How to complete this task
Search the material below for the string "JSON" and extract each line that has it.

Records to process
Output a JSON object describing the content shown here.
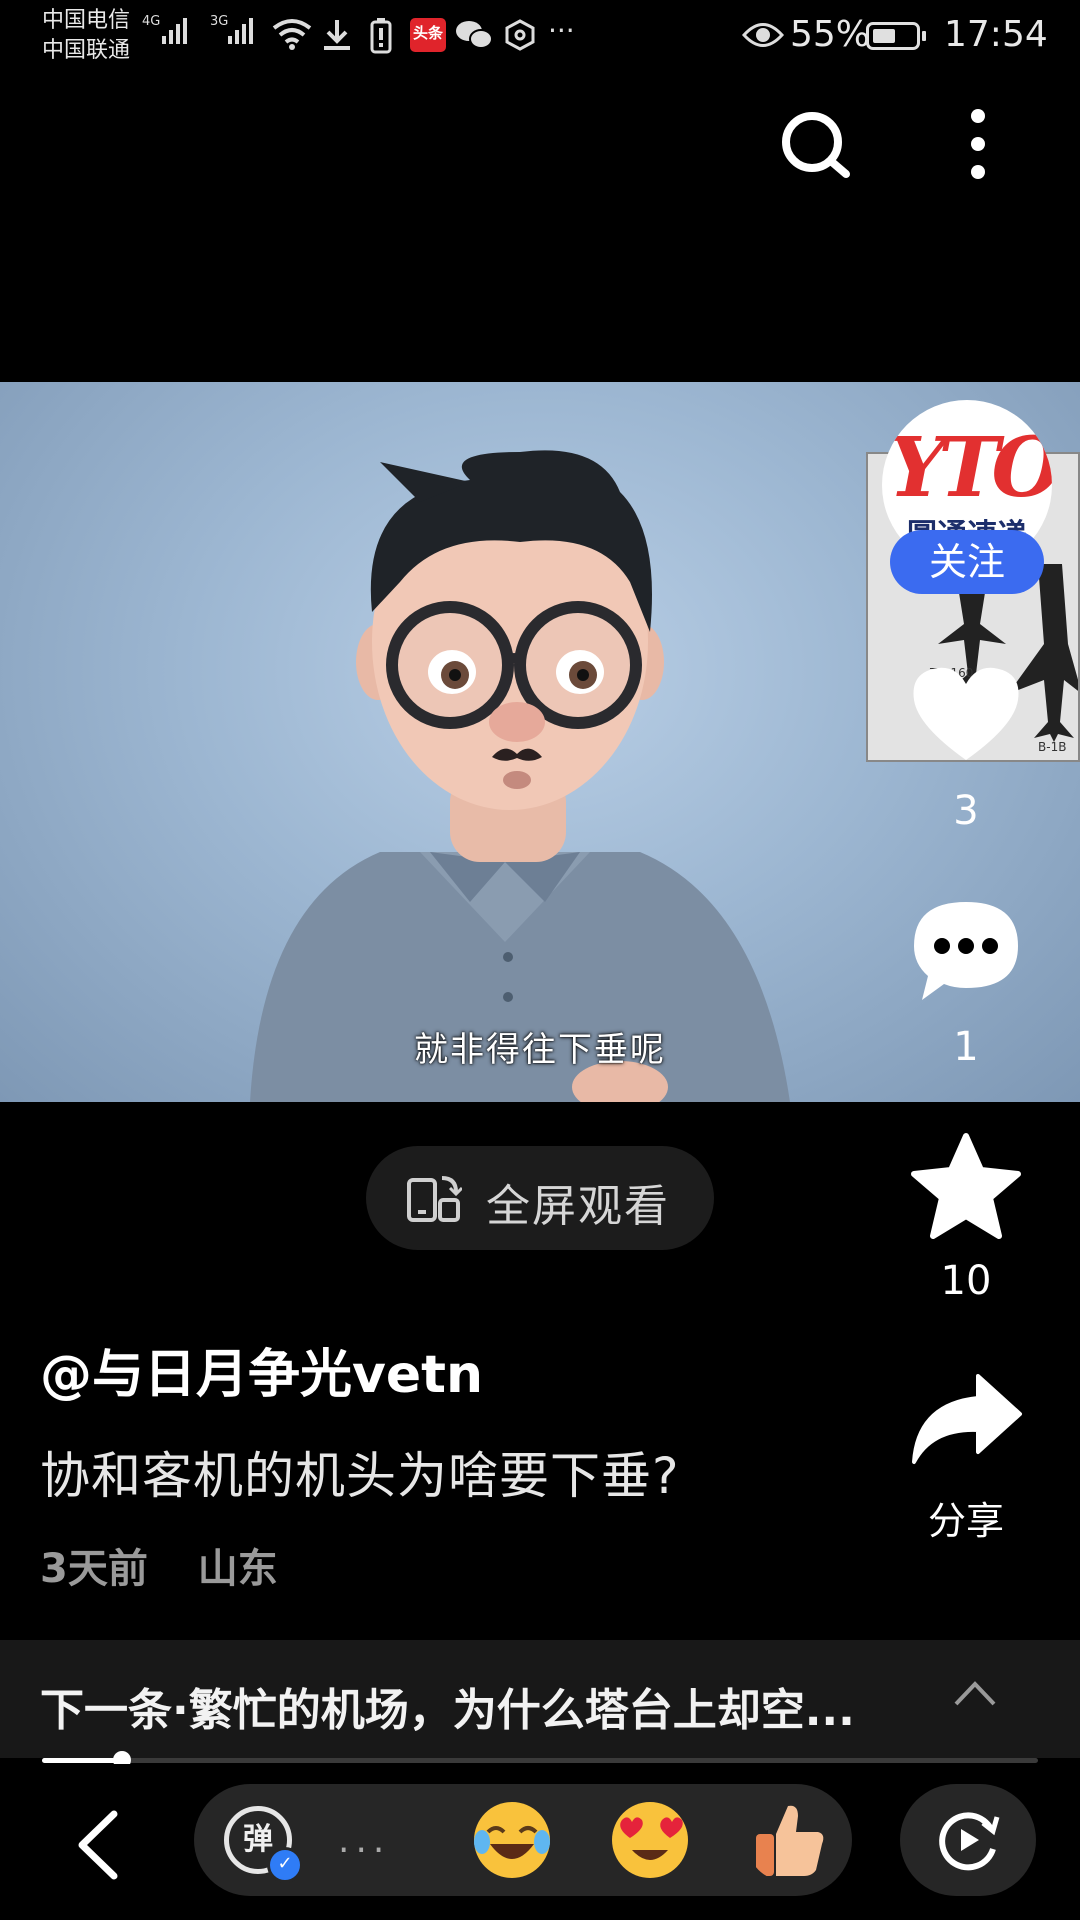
{
  "status_bar": {
    "carrier_1": "中国电信",
    "carrier_2": "中国联通",
    "network_1": "4G",
    "network_2": "3G",
    "toutiao_badge": "头条",
    "overflow": "···",
    "battery_percent": "55%",
    "battery_level": 0.55,
    "time": "17:54",
    "icons": [
      "signal-icon",
      "wifi-icon",
      "download-icon",
      "battery-alert-icon",
      "toutiao-app-icon",
      "wechat-icon",
      "hexagon-icon",
      "eye-icon",
      "battery-icon"
    ]
  },
  "top_bar": {
    "icons": [
      "search-icon",
      "more-vertical-icon"
    ]
  },
  "video": {
    "subtitle": "就非得往下垂呢",
    "poster_labels": [
      "TU-160",
      "B-1B"
    ]
  },
  "side_rail": {
    "avatar_logo_text": "YTO",
    "avatar_subtext": "圆通速递",
    "follow_label": "关注",
    "like_count": "3",
    "comment_count": "1",
    "favorite_count": "10",
    "share_label": "分享"
  },
  "fullscreen_button": {
    "label": "全屏观看",
    "icon": "rotate-screen-icon"
  },
  "post": {
    "author": "@与日月争光vetn",
    "title": "协和客机的机头为啥要下垂?",
    "time_ago": "3天前",
    "location": "山东"
  },
  "next_bar": {
    "label": "下一条·繁忙的机场，为什么塔台上却空...",
    "icon": "chevron-up-icon"
  },
  "playback": {
    "progress": 0.08
  },
  "bottom_bar": {
    "danmaku_label": "弹",
    "dots": "...",
    "emojis": [
      "laughing-crying-emoji",
      "heart-eyes-emoji",
      "thumbs-up-emoji"
    ],
    "icons": [
      "back-arrow-icon",
      "replay-icon"
    ]
  },
  "colors": {
    "follow_blue": "#3b6bf0",
    "background": "#000000",
    "video_bg": "#9db7d2"
  }
}
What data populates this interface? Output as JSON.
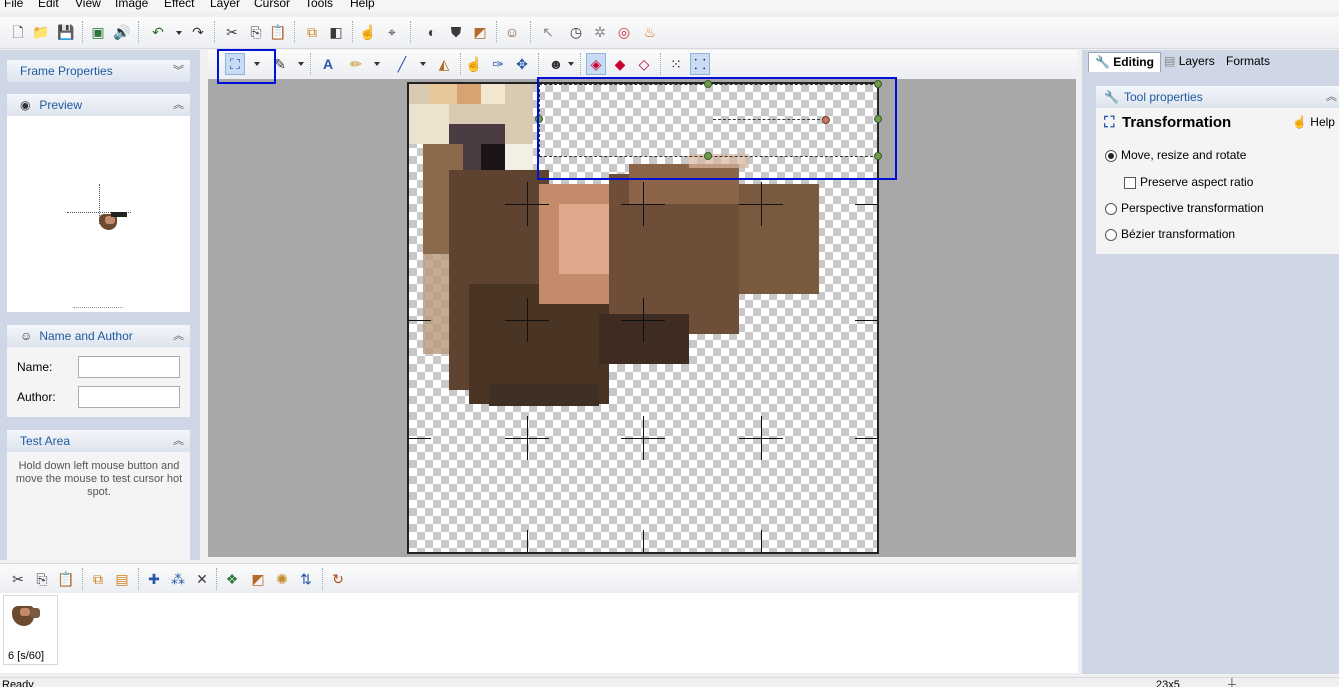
{
  "menu": [
    "File",
    "Edit",
    "View",
    "Image",
    "Effect",
    "Layer",
    "Cursor",
    "Tools",
    "Help"
  ],
  "left": {
    "frame_properties": "Frame Properties",
    "preview": "Preview",
    "name_and_author": "Name and Author",
    "name_label": "Name:",
    "author_label": "Author:",
    "name_value": "",
    "author_value": "",
    "test_area": "Test Area",
    "test_hint": "Hold down left mouse button and move the mouse to test cursor hot spot."
  },
  "right": {
    "tabs": [
      "Editing",
      "Layers",
      "Formats"
    ],
    "tool_properties": "Tool properties",
    "tool_title": "Transformation",
    "help": "Help",
    "options": {
      "move": "Move, resize and rotate",
      "preserve": "Preserve aspect ratio",
      "perspective": "Perspective transformation",
      "bezier": "Bézier transformation"
    },
    "selected_option": "move",
    "preserve_checked": false
  },
  "frames": [
    {
      "caption": "6 [s/60]"
    }
  ],
  "status": {
    "left": "Ready",
    "right": "23x5"
  },
  "colors": {
    "highlight": "#0010d6",
    "panel": "#cfd6e5",
    "accent_text": "#1e5a9e"
  }
}
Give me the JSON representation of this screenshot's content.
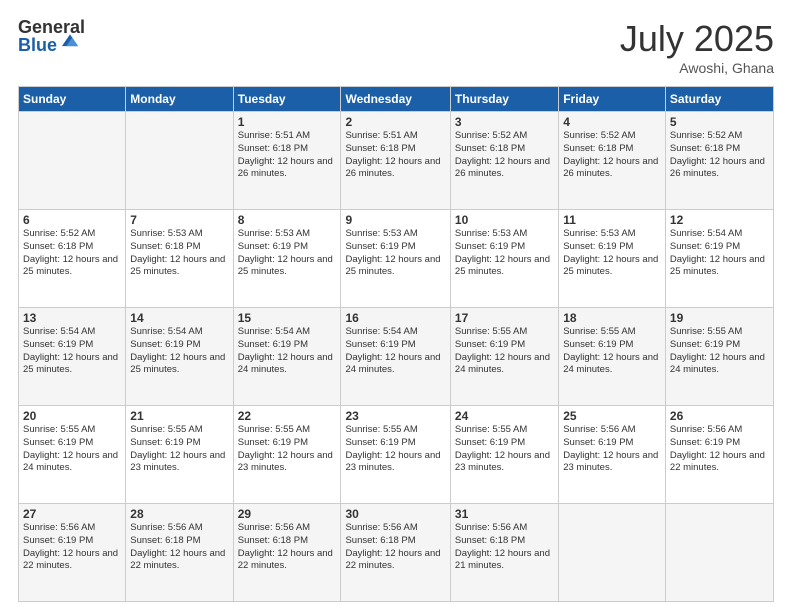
{
  "logo": {
    "general": "General",
    "blue": "Blue"
  },
  "title": {
    "month": "July 2025",
    "location": "Awoshi, Ghana"
  },
  "headers": [
    "Sunday",
    "Monday",
    "Tuesday",
    "Wednesday",
    "Thursday",
    "Friday",
    "Saturday"
  ],
  "weeks": [
    [
      {
        "day": "",
        "sunrise": "",
        "sunset": "",
        "daylight": ""
      },
      {
        "day": "",
        "sunrise": "",
        "sunset": "",
        "daylight": ""
      },
      {
        "day": "1",
        "sunrise": "Sunrise: 5:51 AM",
        "sunset": "Sunset: 6:18 PM",
        "daylight": "Daylight: 12 hours and 26 minutes."
      },
      {
        "day": "2",
        "sunrise": "Sunrise: 5:51 AM",
        "sunset": "Sunset: 6:18 PM",
        "daylight": "Daylight: 12 hours and 26 minutes."
      },
      {
        "day": "3",
        "sunrise": "Sunrise: 5:52 AM",
        "sunset": "Sunset: 6:18 PM",
        "daylight": "Daylight: 12 hours and 26 minutes."
      },
      {
        "day": "4",
        "sunrise": "Sunrise: 5:52 AM",
        "sunset": "Sunset: 6:18 PM",
        "daylight": "Daylight: 12 hours and 26 minutes."
      },
      {
        "day": "5",
        "sunrise": "Sunrise: 5:52 AM",
        "sunset": "Sunset: 6:18 PM",
        "daylight": "Daylight: 12 hours and 26 minutes."
      }
    ],
    [
      {
        "day": "6",
        "sunrise": "Sunrise: 5:52 AM",
        "sunset": "Sunset: 6:18 PM",
        "daylight": "Daylight: 12 hours and 25 minutes."
      },
      {
        "day": "7",
        "sunrise": "Sunrise: 5:53 AM",
        "sunset": "Sunset: 6:18 PM",
        "daylight": "Daylight: 12 hours and 25 minutes."
      },
      {
        "day": "8",
        "sunrise": "Sunrise: 5:53 AM",
        "sunset": "Sunset: 6:19 PM",
        "daylight": "Daylight: 12 hours and 25 minutes."
      },
      {
        "day": "9",
        "sunrise": "Sunrise: 5:53 AM",
        "sunset": "Sunset: 6:19 PM",
        "daylight": "Daylight: 12 hours and 25 minutes."
      },
      {
        "day": "10",
        "sunrise": "Sunrise: 5:53 AM",
        "sunset": "Sunset: 6:19 PM",
        "daylight": "Daylight: 12 hours and 25 minutes."
      },
      {
        "day": "11",
        "sunrise": "Sunrise: 5:53 AM",
        "sunset": "Sunset: 6:19 PM",
        "daylight": "Daylight: 12 hours and 25 minutes."
      },
      {
        "day": "12",
        "sunrise": "Sunrise: 5:54 AM",
        "sunset": "Sunset: 6:19 PM",
        "daylight": "Daylight: 12 hours and 25 minutes."
      }
    ],
    [
      {
        "day": "13",
        "sunrise": "Sunrise: 5:54 AM",
        "sunset": "Sunset: 6:19 PM",
        "daylight": "Daylight: 12 hours and 25 minutes."
      },
      {
        "day": "14",
        "sunrise": "Sunrise: 5:54 AM",
        "sunset": "Sunset: 6:19 PM",
        "daylight": "Daylight: 12 hours and 25 minutes."
      },
      {
        "day": "15",
        "sunrise": "Sunrise: 5:54 AM",
        "sunset": "Sunset: 6:19 PM",
        "daylight": "Daylight: 12 hours and 24 minutes."
      },
      {
        "day": "16",
        "sunrise": "Sunrise: 5:54 AM",
        "sunset": "Sunset: 6:19 PM",
        "daylight": "Daylight: 12 hours and 24 minutes."
      },
      {
        "day": "17",
        "sunrise": "Sunrise: 5:55 AM",
        "sunset": "Sunset: 6:19 PM",
        "daylight": "Daylight: 12 hours and 24 minutes."
      },
      {
        "day": "18",
        "sunrise": "Sunrise: 5:55 AM",
        "sunset": "Sunset: 6:19 PM",
        "daylight": "Daylight: 12 hours and 24 minutes."
      },
      {
        "day": "19",
        "sunrise": "Sunrise: 5:55 AM",
        "sunset": "Sunset: 6:19 PM",
        "daylight": "Daylight: 12 hours and 24 minutes."
      }
    ],
    [
      {
        "day": "20",
        "sunrise": "Sunrise: 5:55 AM",
        "sunset": "Sunset: 6:19 PM",
        "daylight": "Daylight: 12 hours and 24 minutes."
      },
      {
        "day": "21",
        "sunrise": "Sunrise: 5:55 AM",
        "sunset": "Sunset: 6:19 PM",
        "daylight": "Daylight: 12 hours and 23 minutes."
      },
      {
        "day": "22",
        "sunrise": "Sunrise: 5:55 AM",
        "sunset": "Sunset: 6:19 PM",
        "daylight": "Daylight: 12 hours and 23 minutes."
      },
      {
        "day": "23",
        "sunrise": "Sunrise: 5:55 AM",
        "sunset": "Sunset: 6:19 PM",
        "daylight": "Daylight: 12 hours and 23 minutes."
      },
      {
        "day": "24",
        "sunrise": "Sunrise: 5:55 AM",
        "sunset": "Sunset: 6:19 PM",
        "daylight": "Daylight: 12 hours and 23 minutes."
      },
      {
        "day": "25",
        "sunrise": "Sunrise: 5:56 AM",
        "sunset": "Sunset: 6:19 PM",
        "daylight": "Daylight: 12 hours and 23 minutes."
      },
      {
        "day": "26",
        "sunrise": "Sunrise: 5:56 AM",
        "sunset": "Sunset: 6:19 PM",
        "daylight": "Daylight: 12 hours and 22 minutes."
      }
    ],
    [
      {
        "day": "27",
        "sunrise": "Sunrise: 5:56 AM",
        "sunset": "Sunset: 6:19 PM",
        "daylight": "Daylight: 12 hours and 22 minutes."
      },
      {
        "day": "28",
        "sunrise": "Sunrise: 5:56 AM",
        "sunset": "Sunset: 6:18 PM",
        "daylight": "Daylight: 12 hours and 22 minutes."
      },
      {
        "day": "29",
        "sunrise": "Sunrise: 5:56 AM",
        "sunset": "Sunset: 6:18 PM",
        "daylight": "Daylight: 12 hours and 22 minutes."
      },
      {
        "day": "30",
        "sunrise": "Sunrise: 5:56 AM",
        "sunset": "Sunset: 6:18 PM",
        "daylight": "Daylight: 12 hours and 22 minutes."
      },
      {
        "day": "31",
        "sunrise": "Sunrise: 5:56 AM",
        "sunset": "Sunset: 6:18 PM",
        "daylight": "Daylight: 12 hours and 21 minutes."
      },
      {
        "day": "",
        "sunrise": "",
        "sunset": "",
        "daylight": ""
      },
      {
        "day": "",
        "sunrise": "",
        "sunset": "",
        "daylight": ""
      }
    ]
  ]
}
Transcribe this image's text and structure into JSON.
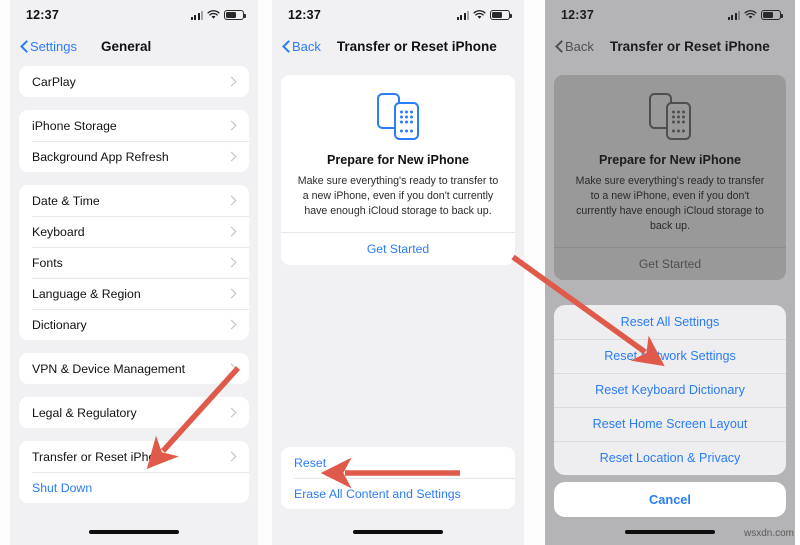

Solution for this exercise
Output a JSON object describing the content shown here.
What data populates this interface? Output as JSON.
Give me the JSON representation of this screenshot's content.
Transcribe this image's text and structure into JSON.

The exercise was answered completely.